    Last edited by Grenage; 19-05-2017 at 5:17 PM.
    • Guest101
    • By Guest101 19th May 17, 5:15 PM
    • 14,627 Posts
    • 14,350 Thanks
    Guest101
    I know your right and I'm letting my mind run away with me as it's trying to predict it for the next 30 years. All the time we've been looking for a house my girlfriends been saying she's fully into it but it's scary and I've been the one saying no it's not its great but now I'm faced with it I'm absolutely sh**ing myself about losing the house which is why I'm convinced we should give up on our dream and settle for less but obviously the same risks apply there is just a little more leeway which is comforting.

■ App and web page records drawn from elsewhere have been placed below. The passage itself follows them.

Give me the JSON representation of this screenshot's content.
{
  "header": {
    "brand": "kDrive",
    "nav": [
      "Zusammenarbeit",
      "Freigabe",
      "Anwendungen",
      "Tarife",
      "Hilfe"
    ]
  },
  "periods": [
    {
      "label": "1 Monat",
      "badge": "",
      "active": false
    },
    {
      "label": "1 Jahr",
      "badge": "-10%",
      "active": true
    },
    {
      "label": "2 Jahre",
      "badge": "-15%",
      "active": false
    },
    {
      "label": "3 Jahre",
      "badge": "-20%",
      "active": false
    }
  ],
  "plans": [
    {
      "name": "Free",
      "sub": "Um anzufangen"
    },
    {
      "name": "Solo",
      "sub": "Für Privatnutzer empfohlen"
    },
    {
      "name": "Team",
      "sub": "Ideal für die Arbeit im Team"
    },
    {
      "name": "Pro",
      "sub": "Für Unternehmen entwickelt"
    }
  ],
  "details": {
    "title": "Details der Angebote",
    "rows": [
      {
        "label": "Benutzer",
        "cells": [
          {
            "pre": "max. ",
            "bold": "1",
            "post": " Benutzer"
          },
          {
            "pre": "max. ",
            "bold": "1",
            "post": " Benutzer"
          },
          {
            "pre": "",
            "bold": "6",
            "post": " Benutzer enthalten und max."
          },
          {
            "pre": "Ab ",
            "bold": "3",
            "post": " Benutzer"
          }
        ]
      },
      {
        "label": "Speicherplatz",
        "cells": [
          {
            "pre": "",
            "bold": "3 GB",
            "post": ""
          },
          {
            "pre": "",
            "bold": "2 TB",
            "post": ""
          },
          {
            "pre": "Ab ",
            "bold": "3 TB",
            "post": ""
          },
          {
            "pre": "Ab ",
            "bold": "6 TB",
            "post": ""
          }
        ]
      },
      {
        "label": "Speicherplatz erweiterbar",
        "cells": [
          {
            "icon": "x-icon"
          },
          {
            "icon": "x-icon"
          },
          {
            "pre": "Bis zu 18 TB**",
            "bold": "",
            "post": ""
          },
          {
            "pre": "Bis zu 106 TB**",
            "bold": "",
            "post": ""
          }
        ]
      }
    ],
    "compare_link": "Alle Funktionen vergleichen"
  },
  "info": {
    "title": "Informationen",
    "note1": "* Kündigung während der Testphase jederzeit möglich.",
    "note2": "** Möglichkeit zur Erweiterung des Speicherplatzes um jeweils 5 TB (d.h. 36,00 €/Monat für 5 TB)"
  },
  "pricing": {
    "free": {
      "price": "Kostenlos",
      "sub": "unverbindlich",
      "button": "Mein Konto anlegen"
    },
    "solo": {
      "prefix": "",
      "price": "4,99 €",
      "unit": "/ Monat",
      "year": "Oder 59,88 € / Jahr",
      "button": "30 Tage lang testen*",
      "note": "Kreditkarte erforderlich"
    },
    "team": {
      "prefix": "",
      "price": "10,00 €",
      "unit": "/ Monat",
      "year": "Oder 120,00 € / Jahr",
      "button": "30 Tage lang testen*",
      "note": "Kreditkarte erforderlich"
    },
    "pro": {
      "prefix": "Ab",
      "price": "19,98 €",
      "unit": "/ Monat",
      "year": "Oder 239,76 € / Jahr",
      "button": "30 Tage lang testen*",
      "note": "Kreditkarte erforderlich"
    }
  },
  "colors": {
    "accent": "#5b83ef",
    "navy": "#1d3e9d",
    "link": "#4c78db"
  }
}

    I know the fact I've felt secure for so long is making it harder.

    Whether it's justified or not, whether I'm an idiot or not I'm just plain scared stiff it's the wrong choice and we're ruining our lives. That's what it's coming down to
    Originally posted by JPB156


    Life is supposed to be happy, you are ruining it by the way you respond
    • JPB156
    • By JPB156 19th May 17, 5:17 PM
    • 91 Posts
    • 14 Thanks
    JPB156
    So it's too late for me to grow up?
    • kjh_gemini
    • By kjh_gemini 19th May 17, 5:23 PM
    • 69 Posts
    • 50 Thanks
    kjh_gemini
    The OP seriously needs to stop dithering and just get on with it.....

    .....or we have a troll with too much time on their hands
Welcome to our new Forum!

Our aim is to save you money quickly and easily. We hope you like it!

Forum Team Contact us

Live Stats

3,520Posts Today

9,129Users online

Martin's Twitter